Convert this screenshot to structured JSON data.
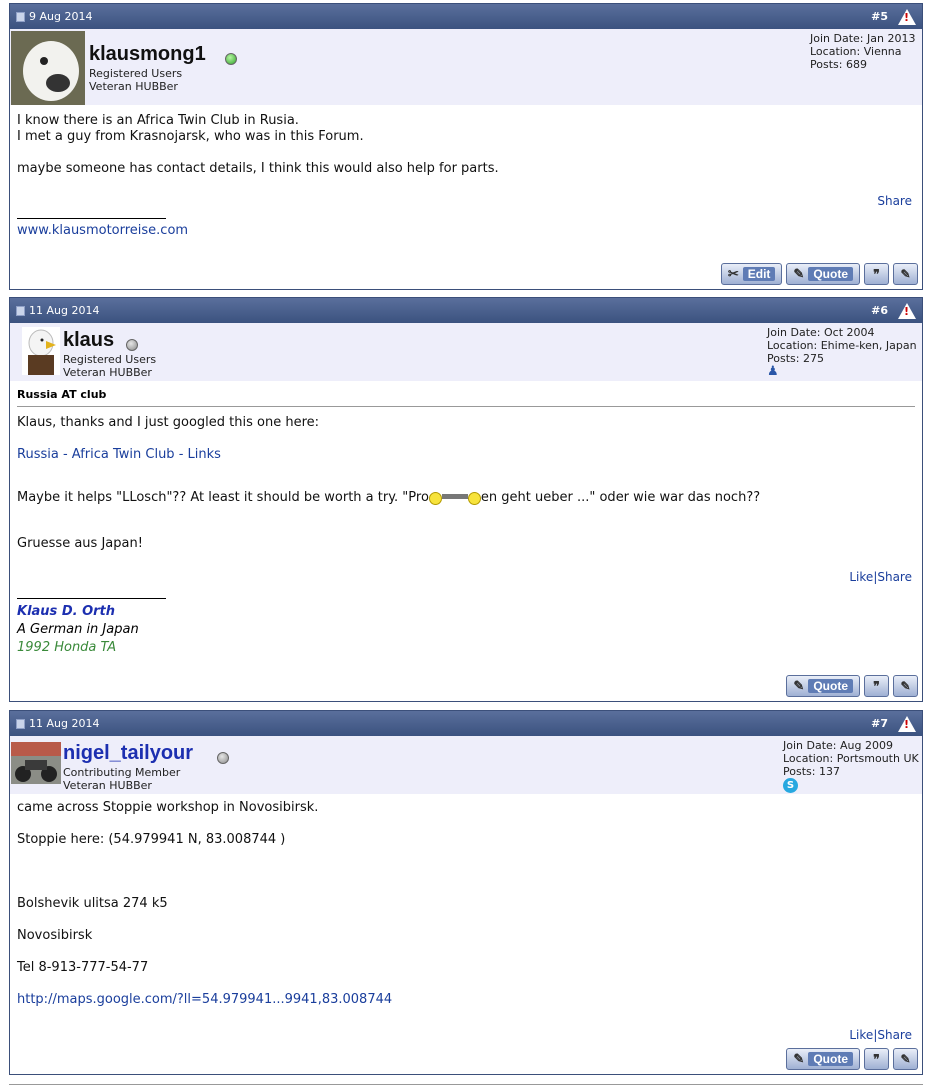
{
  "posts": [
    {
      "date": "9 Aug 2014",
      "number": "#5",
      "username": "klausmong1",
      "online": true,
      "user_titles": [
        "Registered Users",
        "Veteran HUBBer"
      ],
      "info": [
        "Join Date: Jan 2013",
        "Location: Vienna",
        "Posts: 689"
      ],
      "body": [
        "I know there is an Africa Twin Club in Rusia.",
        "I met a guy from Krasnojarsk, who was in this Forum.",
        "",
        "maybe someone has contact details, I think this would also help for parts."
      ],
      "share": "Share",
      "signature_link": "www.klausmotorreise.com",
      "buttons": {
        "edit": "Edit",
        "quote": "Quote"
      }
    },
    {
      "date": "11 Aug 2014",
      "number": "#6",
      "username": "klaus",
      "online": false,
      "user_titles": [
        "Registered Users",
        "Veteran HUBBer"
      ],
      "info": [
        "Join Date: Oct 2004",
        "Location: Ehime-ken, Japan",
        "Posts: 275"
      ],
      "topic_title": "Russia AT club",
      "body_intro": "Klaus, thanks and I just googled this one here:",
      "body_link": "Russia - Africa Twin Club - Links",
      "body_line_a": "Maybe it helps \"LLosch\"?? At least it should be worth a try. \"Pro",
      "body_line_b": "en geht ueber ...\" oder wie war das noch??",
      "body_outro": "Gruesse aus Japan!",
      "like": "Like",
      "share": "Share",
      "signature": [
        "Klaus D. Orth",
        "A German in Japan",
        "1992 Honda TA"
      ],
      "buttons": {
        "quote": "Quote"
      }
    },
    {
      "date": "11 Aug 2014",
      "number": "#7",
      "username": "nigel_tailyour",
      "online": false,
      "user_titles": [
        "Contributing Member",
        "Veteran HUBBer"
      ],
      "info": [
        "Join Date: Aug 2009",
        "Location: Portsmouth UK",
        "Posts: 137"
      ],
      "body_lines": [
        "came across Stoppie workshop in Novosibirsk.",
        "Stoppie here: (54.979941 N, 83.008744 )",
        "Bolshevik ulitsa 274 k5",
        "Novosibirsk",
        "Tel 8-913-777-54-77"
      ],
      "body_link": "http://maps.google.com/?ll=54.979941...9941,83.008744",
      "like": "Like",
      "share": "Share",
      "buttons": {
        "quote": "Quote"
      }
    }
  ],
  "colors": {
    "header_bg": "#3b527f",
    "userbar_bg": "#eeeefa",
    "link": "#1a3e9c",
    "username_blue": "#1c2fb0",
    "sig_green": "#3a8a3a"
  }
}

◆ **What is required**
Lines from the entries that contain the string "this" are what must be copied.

◆ **Solution below**
Convert this screenshot to structured JSON data.
        "I met a guy from Krasnojarsk, who was in this Forum.",
        "maybe someone has contact details, I think this would also help for parts."
      "body_intro": "Klaus, thanks and I just googled this one here:",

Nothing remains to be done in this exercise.